“Despite someone pulling the fire alarm right before my embryo transfer (see previous post), I was still able to do my transfer. And yes, I had to hold from going pee with a full bladder (required for transfer) while the fireman were inside for about 30 minutes.
When I was finally able to go back inside I only had one thing on my mind while they were inserting my embryo…”please don’t pee, please don’t pee, PLEEEASE!” I had to go so badly now that we were running late for my transfer.
Near the last few minutes I could feel my heart rate going down. They told me that because I hadn’t been called back when the alarm went off, they hadn’t thawed the embryo yet. So my embryo was perfectly fine just chillin’ in cryopreservation while I was nearly having a panic attack outside on the sidewalk.
The embryologist said my embryo looks “beautiful” and that it was hatching, which I’ve heard is a good sign. I was able to go to the bathroom right after the transfer, THANK YOU JESUS!
I cannot believe this happened today, but I’m even more surprised I was still able to do the transfer despite the situation. What a rollercoaster of emotions! Phew! Right now I’m just relaxing in my hotel.” (Instagram @hopingforbabyblog)
Before they transferred my embryo they handed me a card with a close-up photo of my embryo. They let me know my embryo was hatching and that it looked really good. I was so flustered from the fire alarm I didn’t think to ask what grade it was. But I figured it was good since they said it looked like a high quality embryo. It was amazing to see this embryo not only in the photo but also in real time. They let me know the embryo survived the thaw and they let me watch on the screen as the embryologist carefully sucked my embryo into the thin catheter.
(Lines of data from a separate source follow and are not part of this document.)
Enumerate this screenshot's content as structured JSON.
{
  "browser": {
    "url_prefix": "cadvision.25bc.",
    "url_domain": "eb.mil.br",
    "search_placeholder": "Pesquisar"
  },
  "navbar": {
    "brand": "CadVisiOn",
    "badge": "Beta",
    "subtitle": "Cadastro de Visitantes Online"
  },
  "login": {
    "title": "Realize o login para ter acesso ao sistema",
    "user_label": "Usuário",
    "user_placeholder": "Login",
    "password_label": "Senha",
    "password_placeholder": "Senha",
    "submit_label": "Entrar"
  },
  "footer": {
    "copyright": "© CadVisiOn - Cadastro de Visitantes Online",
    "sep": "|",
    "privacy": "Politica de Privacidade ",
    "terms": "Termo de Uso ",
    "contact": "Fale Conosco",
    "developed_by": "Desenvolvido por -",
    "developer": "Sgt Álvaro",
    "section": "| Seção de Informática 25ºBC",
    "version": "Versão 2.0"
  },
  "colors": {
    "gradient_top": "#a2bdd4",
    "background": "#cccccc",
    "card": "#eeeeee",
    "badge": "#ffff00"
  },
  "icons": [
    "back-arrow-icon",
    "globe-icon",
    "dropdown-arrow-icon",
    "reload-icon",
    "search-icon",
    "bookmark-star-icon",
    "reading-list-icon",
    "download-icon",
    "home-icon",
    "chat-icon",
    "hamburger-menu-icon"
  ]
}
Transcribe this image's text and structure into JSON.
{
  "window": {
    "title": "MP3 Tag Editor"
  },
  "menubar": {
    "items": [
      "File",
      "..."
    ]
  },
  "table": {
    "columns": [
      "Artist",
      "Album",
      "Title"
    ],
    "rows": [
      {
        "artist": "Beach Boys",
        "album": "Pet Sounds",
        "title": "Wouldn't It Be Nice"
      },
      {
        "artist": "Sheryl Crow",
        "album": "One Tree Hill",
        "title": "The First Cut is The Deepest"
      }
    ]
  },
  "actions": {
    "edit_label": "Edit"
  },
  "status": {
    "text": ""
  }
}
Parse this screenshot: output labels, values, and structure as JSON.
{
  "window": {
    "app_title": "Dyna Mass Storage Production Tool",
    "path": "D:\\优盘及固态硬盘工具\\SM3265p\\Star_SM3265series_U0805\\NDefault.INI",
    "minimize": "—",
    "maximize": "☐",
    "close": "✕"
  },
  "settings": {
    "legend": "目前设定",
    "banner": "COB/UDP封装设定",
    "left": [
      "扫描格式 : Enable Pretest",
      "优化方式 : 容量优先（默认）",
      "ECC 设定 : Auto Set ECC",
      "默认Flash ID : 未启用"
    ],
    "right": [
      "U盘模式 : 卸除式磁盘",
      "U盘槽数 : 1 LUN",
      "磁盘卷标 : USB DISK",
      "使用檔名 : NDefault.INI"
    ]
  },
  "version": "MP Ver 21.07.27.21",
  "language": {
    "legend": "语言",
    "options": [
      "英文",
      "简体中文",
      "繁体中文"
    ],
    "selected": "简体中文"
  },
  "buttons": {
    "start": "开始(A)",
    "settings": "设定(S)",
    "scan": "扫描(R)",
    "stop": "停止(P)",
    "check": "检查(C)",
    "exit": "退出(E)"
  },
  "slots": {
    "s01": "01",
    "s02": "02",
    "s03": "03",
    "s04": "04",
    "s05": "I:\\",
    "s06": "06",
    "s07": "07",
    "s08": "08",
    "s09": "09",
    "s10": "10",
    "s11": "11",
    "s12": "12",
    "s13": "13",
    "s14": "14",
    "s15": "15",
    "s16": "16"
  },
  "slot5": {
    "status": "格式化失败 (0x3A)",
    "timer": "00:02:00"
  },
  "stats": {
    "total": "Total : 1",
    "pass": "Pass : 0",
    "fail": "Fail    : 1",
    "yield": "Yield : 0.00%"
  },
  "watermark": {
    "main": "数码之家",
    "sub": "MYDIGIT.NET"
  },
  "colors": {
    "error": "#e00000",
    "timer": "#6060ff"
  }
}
The embryologist walked over to my doctor, who then inserted the embryo inside me. Afterwards the embryologist examines the catheter to make sure the embryo is no longer inside and that it was successfully transfered. It only took a few minutes and it was over. I was looking at the photo of my embryo on the drive back to my hotel. Maybe this little embryo will turn into a pregnancy, that will turn into a live-birth. Maybe I will finally have a baby. I felt like my hope had been renewed.
I decided to hop on the bandwagon and participate in the fun tradition of eating McDonald’s French fries right after embryo transfer. If you ever wonder why women from the infertility community are happily posing on Instagram or Facebook with french fries after their transfer, the belief is that it may help with the embryo implanting. I don’t really buy into this theory. I just like french fries. I was most of the way through my fries and then I remembered I wanted to take a picture, just for funsies. I feel like I evened it out with a healthy salad later that night. It was one of the best salads I’ve ever had. If you are ever in Seattle, go to Joey Restaurant and order the Farmers Market Salmon Salad. Friggin’ amazing! Super healthy.
Yummy Salmon Salad while watching 90 Day Fiance Marathon at my hotel.
Will my Embryo Implant?
I’m happy that I was still able to do my transfer, but it was so stressful. I don’t know whether the high stress will impact the embryo implanting. You always hear fertility doctors saying that we need to do everything to be as relaxed as possible, so what will come of this situation. The only thing I can do is try to chill out at the hotel tonight and tomorrow morning. I leave on my plane tomorrow afternoon. Now I need to wait to see if my embryo implants or not. I’ll need to do a quantitative hCG blood test here soon. I’ll be posting more photos of my trip on Instagram here later.